## To do
In the records below, some lines hold the word "alerta". Copy each of those lines.

(Web page and app entries)

####

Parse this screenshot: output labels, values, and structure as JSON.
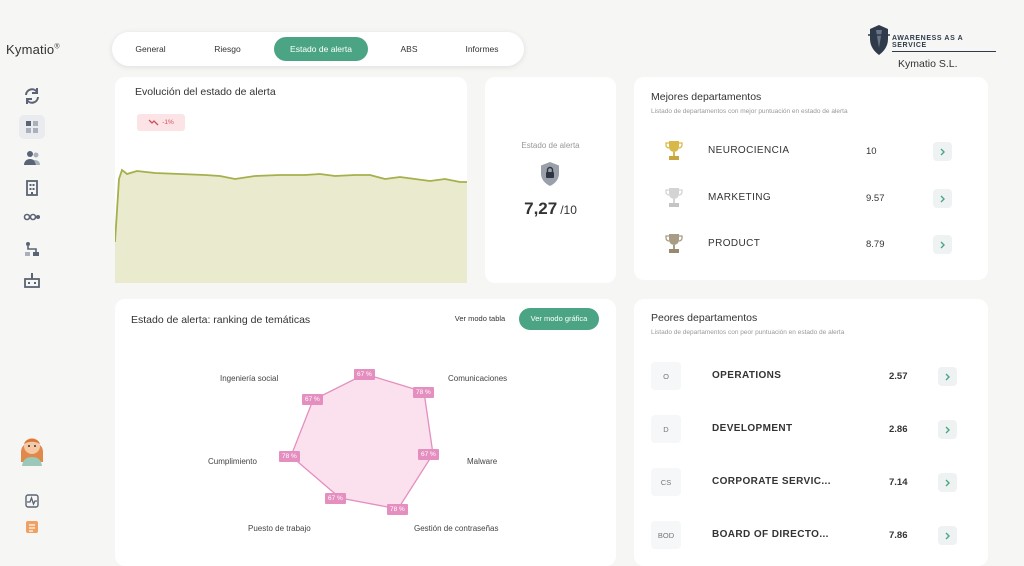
{
  "app": {
    "logo": "Kymatio",
    "logo_mark": "®"
  },
  "sidebar": {
    "icons": [
      "refresh-icon",
      "dashboard-icon",
      "users-icon",
      "building-icon",
      "settings-sliders-icon",
      "workflow-icon",
      "factory-icon"
    ],
    "bottom_icons": [
      "activity-icon",
      "document-icon"
    ]
  },
  "tabs": [
    {
      "label": "General",
      "active": false
    },
    {
      "label": "Riesgo",
      "active": false
    },
    {
      "label": "Estado de alerta",
      "active": true
    },
    {
      "label": "ABS",
      "active": false
    },
    {
      "label": "Informes",
      "active": false
    }
  ],
  "brand": {
    "tagline": "AWARENESS AS A SERVICE",
    "company": "Kymatio S.L."
  },
  "evolution": {
    "title": "Evolución del estado de alerta",
    "trend_badge": "-1%",
    "line_color": "#a5b04c",
    "fill_color": "#eaeacf"
  },
  "gauge": {
    "label": "Estado de alerta",
    "value": "7,27",
    "max": "/10"
  },
  "best": {
    "title": "Mejores departamentos",
    "subtitle": "Listado de departamentos con mejor puntuación en estado de alerta",
    "rows": [
      {
        "name": "NEUROCIENCIA",
        "score": "10",
        "trophy": "#d9b84a"
      },
      {
        "name": "MARKETING",
        "score": "9.57",
        "trophy": "#cfcfcf"
      },
      {
        "name": "PRODUCT",
        "score": "8.79",
        "trophy": "#a89c84"
      }
    ]
  },
  "ranking": {
    "title": "Estado de alerta: ranking de temáticas",
    "btn_table": "Ver modo tabla",
    "btn_chart": "Ver modo gráfica",
    "axes": [
      {
        "label": "Comunicaciones",
        "value": "78 %"
      },
      {
        "label": "Malware",
        "value": "67 %"
      },
      {
        "label": "Gestión de contraseñas",
        "value": "78 %"
      },
      {
        "label": "Puesto de trabajo",
        "value": "67 %"
      },
      {
        "label": "Cumplimiento",
        "value": "78 %"
      },
      {
        "label": "Ingeniería social",
        "value": "67 %"
      },
      {
        "label": "",
        "value": "67 %"
      }
    ]
  },
  "worst": {
    "title": "Peores departamentos",
    "subtitle": "Listado de departamentos con peor puntuación en estado de alerta",
    "rows": [
      {
        "initial": "O",
        "name": "OPERATIONS",
        "score": "2.57"
      },
      {
        "initial": "D",
        "name": "DEVELOPMENT",
        "score": "2.86"
      },
      {
        "initial": "CS",
        "name": "CORPORATE SERVIC...",
        "score": "7.14"
      },
      {
        "initial": "BOD",
        "name": "BOARD OF DIRECTO...",
        "score": "7.86"
      }
    ]
  },
  "colors": {
    "accent": "#4ba584",
    "radar": "#e48fc0",
    "radar_fill": "#fbe0ee"
  }
}
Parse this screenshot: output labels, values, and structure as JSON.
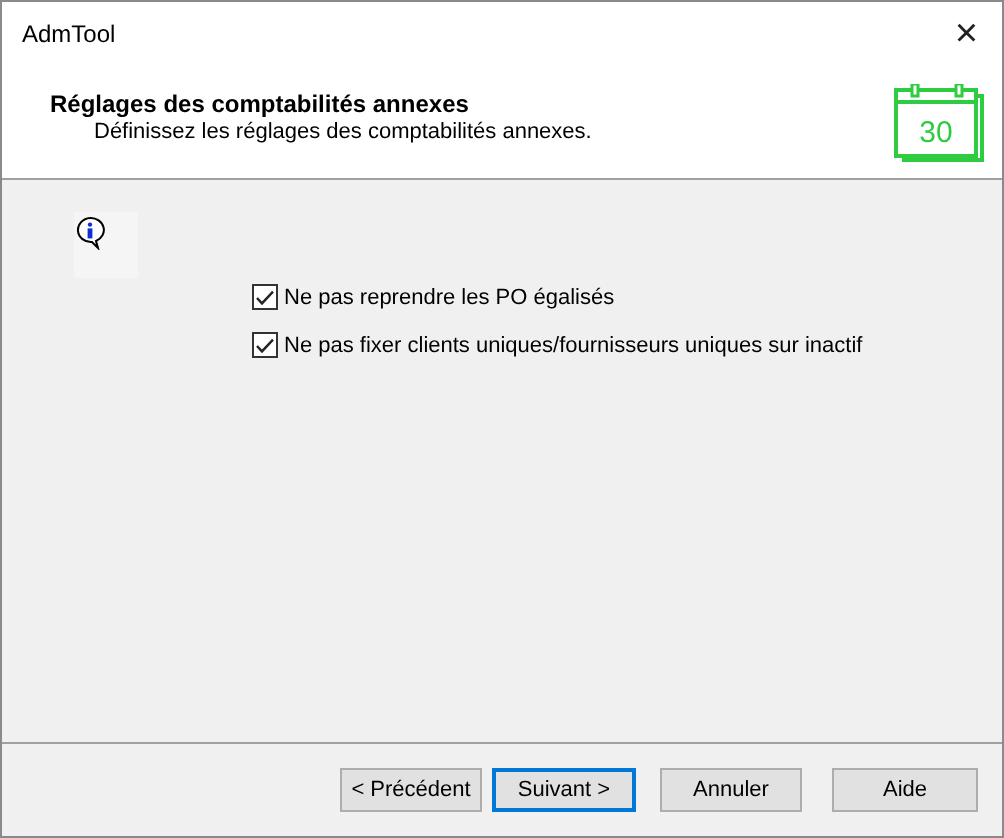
{
  "window": {
    "title": "AdmTool",
    "close": "×"
  },
  "header": {
    "title": "Réglages des comptabilités annexes",
    "subtitle": "Définissez les réglages des comptabilités annexes.",
    "calendar_day": "30"
  },
  "options": [
    {
      "label": "Ne pas reprendre les PO égalisés",
      "checked": true
    },
    {
      "label": "Ne pas fixer clients uniques/fournisseurs uniques sur inactif",
      "checked": true
    }
  ],
  "buttons": [
    {
      "label": "< Précédent",
      "default": false
    },
    {
      "label": "Suivant >",
      "default": true
    },
    {
      "label": "Annuler",
      "default": false
    },
    {
      "label": "Aide",
      "default": false
    }
  ]
}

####

## Exercise output
      "label": "Estado de alerta",
    "title": "Evolución del estado de alerta",
    "label": "Estado de alerta",
    "subtitle": "Listado de departamentos con mejor puntuación en estado de alerta",
    "title": "Estado de alerta: ranking de temáticas",
    "subtitle": "Listado de departamentos con peor puntuación en estado de alerta",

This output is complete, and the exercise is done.